Task prompt: Which lines of the listing hold the string "name"? Copy those lines.

··········

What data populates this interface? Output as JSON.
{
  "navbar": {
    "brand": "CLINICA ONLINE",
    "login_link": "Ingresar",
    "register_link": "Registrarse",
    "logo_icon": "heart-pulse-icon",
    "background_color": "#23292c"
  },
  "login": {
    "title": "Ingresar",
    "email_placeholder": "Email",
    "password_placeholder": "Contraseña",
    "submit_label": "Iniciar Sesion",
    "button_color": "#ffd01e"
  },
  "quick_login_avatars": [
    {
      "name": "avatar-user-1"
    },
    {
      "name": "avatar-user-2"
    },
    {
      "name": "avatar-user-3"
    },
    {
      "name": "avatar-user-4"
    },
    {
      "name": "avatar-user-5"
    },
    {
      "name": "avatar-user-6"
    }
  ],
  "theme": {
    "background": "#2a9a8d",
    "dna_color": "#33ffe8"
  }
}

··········

Reply:
      "name": "avatar-user-1"
      "name": "avatar-user-2"
      "name": "avatar-user-3"
      "name": "avatar-user-4"
      "name": "avatar-user-5"
      "name": "avatar-user-6"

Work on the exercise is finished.